Why do households work as collaborative organizations? Perhaps they don’t. Divorce rates are high. But households remain a consistent venue for sharing and common use. Why? Princeton University Press has a new book out on the topic and a review is presented at On the Commons.
Whether one is much interested in the workings of the mind or related topics in cognitive science, Deric Bownds’ MindBlog is always fun to read and usually has something relevant to a manager, innovator, futurist or general dreamer.
Yesterday his column disturbed me. It’s basically about how larger brain sizes go with being sneaky. No doubt it is true. Evolution rewards a liar.
One has to wonder whether evolution rewards collaboration in higher brain-sized species. Of course packs and teams are prevalent in whales, dolphins, canines, and cats among others. But what about planning for the future? To my knowledge no creature but humans effectively plans for the future.
I wonder if those plans are necessarily duplicitous? Can we be open, collaborative and plan-oriented while still be honest? Perhaps not. Perhaps that will require machines, or machine-augmented humans that can easily smell a fib.
Pinker is always entertaining. In the NY Times Magazine recently he took on morality and whether humans are ready to deploy the tools evolution seems to have furnished to us. From a governance standpoint, the answer would have to be a resounding no.
Here’s one I liked that was run in the local Cayman paper: The Birth of Ideology
John Quiggin is quickly becoming a favorite read for me. Great stuff here on the risk of moral arbitrage.

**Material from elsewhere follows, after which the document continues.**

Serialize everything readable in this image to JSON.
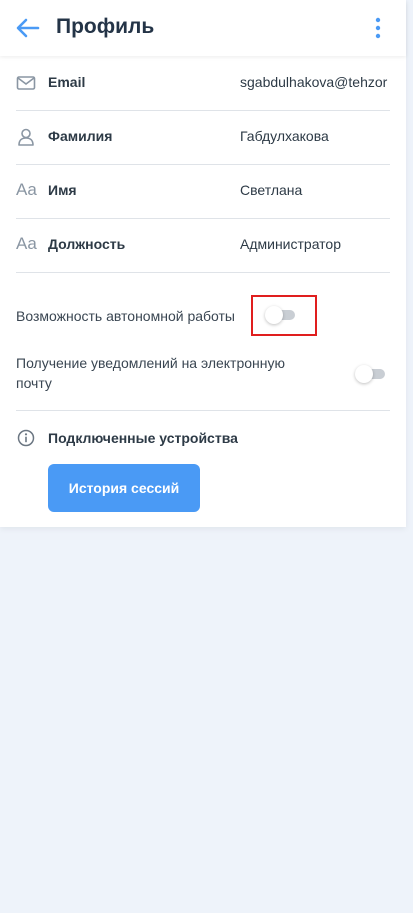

Asia Sentinel carries a Sarajit Majumdar article on the seeming power shift from West to East. It’s happening at an accelorated pace to be sure, but Majumdar, like so many other economists, see technocrats as anti-liberty boogeymen. Perhaps they are. What never seems to come from the economist’s pen is the implicit political assumptions they make that are essential to their worldview. Indeed economics is always political economy. The underspoken deserves greater fleshing out. Where are their boundaries? What is a sine qua non of their liberty systems? Human rights? Free trade? What about Singapore? Switzerland? Free? Why or why not? Economics seems to run from the discussion of necessary foundations. As a science, that makes it weaker.